(Exercise data)
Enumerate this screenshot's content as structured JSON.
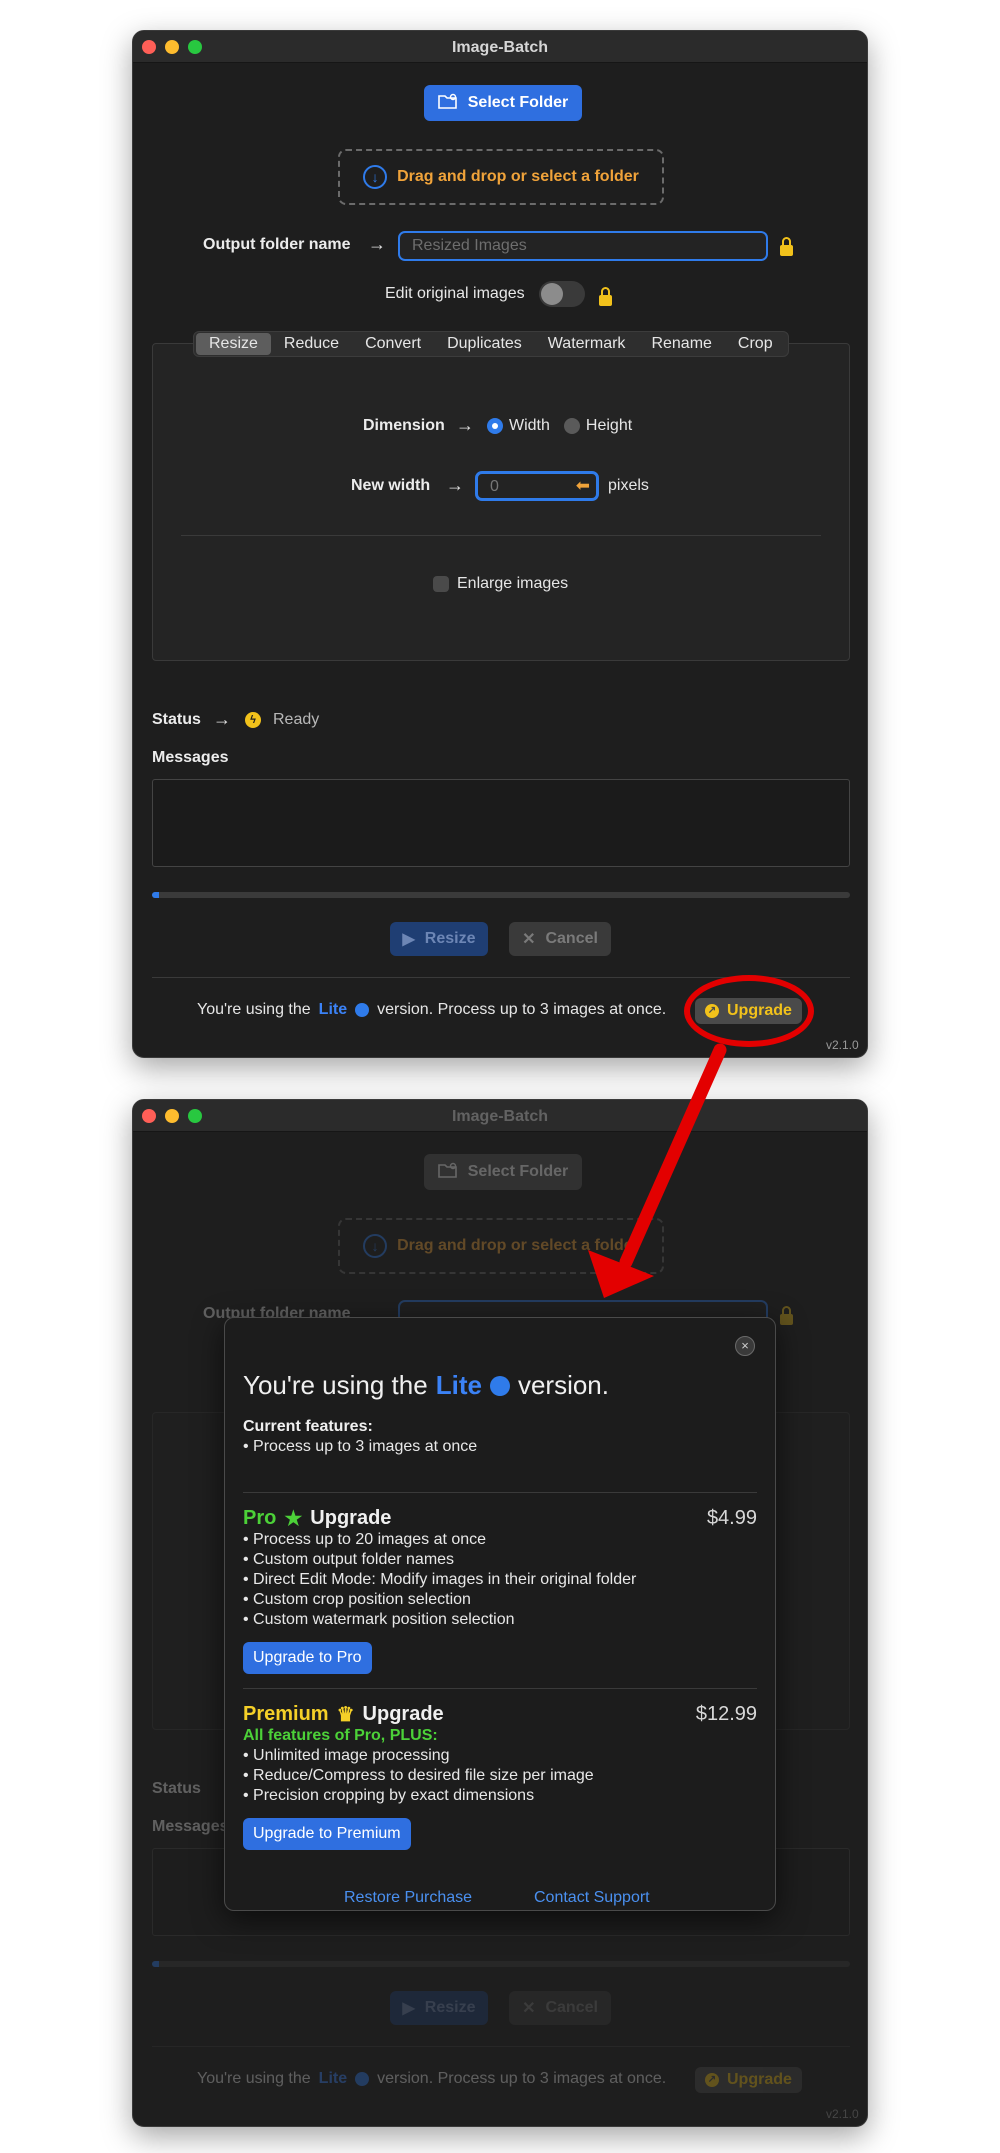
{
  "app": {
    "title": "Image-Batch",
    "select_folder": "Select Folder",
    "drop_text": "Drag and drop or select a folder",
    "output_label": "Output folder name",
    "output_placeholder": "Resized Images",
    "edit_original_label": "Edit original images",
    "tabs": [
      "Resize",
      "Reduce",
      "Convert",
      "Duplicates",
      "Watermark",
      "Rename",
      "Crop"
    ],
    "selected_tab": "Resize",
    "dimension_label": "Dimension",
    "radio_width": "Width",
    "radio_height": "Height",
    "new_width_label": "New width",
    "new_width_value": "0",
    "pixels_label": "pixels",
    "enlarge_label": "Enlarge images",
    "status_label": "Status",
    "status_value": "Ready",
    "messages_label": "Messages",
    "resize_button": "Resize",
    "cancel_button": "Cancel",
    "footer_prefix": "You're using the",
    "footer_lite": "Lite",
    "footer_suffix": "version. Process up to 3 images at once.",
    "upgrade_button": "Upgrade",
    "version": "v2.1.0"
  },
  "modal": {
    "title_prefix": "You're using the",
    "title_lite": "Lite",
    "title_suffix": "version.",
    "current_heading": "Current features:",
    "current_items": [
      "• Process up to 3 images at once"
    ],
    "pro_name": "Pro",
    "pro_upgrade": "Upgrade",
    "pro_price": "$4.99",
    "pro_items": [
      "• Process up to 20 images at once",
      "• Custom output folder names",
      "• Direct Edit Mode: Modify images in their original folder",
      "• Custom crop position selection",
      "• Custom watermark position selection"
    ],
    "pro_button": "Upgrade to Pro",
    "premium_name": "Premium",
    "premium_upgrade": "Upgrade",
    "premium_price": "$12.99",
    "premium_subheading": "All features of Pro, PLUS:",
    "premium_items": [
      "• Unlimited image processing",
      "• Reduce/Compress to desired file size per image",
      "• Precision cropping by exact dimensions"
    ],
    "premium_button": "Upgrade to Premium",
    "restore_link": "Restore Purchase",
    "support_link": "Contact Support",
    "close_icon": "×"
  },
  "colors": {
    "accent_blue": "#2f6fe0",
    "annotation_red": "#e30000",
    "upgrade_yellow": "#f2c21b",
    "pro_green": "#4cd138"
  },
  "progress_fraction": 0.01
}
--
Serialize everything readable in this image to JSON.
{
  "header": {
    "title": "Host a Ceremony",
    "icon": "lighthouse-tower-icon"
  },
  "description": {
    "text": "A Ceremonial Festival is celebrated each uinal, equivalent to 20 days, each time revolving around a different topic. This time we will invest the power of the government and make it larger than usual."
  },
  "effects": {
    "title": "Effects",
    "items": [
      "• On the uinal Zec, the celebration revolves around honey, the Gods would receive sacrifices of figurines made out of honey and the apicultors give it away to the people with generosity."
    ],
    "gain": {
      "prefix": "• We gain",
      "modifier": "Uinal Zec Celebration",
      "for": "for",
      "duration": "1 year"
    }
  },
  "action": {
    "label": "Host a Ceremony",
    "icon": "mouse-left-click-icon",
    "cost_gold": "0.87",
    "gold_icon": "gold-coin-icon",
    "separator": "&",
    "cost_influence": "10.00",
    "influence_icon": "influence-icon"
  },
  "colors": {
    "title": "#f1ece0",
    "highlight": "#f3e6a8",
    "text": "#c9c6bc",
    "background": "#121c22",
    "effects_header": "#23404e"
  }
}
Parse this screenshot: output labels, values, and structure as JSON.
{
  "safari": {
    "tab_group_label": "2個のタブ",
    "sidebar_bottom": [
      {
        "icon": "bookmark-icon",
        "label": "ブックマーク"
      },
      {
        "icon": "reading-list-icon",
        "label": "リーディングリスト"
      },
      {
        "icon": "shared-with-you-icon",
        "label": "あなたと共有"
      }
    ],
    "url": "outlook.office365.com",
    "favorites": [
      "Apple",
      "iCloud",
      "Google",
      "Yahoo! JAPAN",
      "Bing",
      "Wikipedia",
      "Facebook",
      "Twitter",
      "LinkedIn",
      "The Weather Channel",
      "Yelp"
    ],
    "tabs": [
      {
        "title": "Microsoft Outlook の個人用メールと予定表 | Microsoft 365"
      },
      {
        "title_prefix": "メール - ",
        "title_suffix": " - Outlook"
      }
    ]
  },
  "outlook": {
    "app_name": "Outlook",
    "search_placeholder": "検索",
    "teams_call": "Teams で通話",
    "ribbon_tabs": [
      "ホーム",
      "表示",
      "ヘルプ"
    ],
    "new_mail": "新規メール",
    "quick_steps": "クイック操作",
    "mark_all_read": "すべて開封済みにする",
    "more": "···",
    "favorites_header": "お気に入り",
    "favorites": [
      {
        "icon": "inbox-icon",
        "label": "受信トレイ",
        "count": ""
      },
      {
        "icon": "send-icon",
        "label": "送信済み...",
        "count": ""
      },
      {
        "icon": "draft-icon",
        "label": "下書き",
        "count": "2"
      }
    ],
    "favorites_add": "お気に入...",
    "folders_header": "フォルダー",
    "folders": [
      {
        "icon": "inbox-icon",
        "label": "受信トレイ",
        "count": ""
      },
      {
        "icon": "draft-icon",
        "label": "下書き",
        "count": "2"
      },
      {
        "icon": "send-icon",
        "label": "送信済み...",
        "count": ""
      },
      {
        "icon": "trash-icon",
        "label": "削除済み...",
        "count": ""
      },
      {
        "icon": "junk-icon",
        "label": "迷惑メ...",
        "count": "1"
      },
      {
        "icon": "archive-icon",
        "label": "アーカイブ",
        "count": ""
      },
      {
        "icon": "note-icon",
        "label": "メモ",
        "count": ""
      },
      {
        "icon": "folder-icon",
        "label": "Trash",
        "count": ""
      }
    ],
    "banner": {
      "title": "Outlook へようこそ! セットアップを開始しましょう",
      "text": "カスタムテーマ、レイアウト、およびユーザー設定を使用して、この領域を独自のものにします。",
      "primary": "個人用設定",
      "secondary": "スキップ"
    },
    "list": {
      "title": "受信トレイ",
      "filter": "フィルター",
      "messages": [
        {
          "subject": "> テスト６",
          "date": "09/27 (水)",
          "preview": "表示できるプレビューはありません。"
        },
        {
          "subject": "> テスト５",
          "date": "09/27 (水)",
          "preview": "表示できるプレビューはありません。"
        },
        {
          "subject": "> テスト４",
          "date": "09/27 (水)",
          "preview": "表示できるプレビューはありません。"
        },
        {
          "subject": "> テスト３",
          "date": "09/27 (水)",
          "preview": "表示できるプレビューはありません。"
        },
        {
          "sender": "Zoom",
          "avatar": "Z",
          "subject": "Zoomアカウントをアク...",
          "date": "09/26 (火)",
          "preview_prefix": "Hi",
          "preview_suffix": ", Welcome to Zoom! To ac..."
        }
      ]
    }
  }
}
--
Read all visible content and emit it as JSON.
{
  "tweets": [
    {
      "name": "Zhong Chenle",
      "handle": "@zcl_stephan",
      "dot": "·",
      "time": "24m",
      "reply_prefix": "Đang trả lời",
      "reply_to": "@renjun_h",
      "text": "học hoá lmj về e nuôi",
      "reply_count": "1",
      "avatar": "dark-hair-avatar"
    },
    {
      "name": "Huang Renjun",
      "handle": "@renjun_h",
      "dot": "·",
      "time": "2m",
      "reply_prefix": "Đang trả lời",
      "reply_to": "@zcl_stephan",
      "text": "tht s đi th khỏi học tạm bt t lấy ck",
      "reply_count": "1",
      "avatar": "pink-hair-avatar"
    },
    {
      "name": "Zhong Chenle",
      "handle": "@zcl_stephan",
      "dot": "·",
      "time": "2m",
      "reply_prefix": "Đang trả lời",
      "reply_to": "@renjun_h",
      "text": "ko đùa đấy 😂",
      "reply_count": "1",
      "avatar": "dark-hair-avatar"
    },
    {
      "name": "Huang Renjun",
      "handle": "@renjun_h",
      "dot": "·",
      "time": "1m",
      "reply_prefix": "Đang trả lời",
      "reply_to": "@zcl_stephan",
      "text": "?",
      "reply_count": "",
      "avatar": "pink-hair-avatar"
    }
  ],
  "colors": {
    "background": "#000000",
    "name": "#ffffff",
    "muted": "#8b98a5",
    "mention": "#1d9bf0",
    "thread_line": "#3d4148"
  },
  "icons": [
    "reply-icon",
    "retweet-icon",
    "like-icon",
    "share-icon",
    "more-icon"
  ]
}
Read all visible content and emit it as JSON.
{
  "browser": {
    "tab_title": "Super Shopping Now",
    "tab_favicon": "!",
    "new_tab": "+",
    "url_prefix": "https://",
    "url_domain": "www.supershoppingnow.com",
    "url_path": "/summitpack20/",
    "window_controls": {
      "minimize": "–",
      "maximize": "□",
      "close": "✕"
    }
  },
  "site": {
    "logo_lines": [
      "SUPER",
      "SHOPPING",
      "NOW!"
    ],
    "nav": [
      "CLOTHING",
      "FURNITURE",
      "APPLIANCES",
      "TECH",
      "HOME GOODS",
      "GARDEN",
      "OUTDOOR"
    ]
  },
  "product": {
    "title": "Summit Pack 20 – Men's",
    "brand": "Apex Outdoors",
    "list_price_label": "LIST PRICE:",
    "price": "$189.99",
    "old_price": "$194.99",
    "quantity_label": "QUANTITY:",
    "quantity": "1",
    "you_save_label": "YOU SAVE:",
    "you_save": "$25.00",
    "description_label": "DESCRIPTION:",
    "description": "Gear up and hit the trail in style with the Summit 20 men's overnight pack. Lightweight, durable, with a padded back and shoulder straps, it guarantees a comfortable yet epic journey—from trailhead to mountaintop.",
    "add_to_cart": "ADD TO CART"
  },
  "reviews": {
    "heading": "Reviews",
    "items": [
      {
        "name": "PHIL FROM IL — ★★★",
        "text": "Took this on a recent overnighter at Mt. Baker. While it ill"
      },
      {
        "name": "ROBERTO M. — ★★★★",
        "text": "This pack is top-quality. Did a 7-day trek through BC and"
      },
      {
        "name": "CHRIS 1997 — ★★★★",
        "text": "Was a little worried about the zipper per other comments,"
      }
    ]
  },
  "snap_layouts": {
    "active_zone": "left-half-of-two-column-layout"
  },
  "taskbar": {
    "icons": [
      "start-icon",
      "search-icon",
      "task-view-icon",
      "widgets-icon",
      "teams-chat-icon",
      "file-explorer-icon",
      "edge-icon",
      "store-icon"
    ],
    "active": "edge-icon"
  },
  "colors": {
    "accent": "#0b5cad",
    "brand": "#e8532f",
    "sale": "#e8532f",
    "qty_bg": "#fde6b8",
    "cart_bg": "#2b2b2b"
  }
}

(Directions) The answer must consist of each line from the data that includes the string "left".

(Response area)
    "icon": "mouse-left-click-icon",
    "active_zone": "left-half-of-two-column-layout"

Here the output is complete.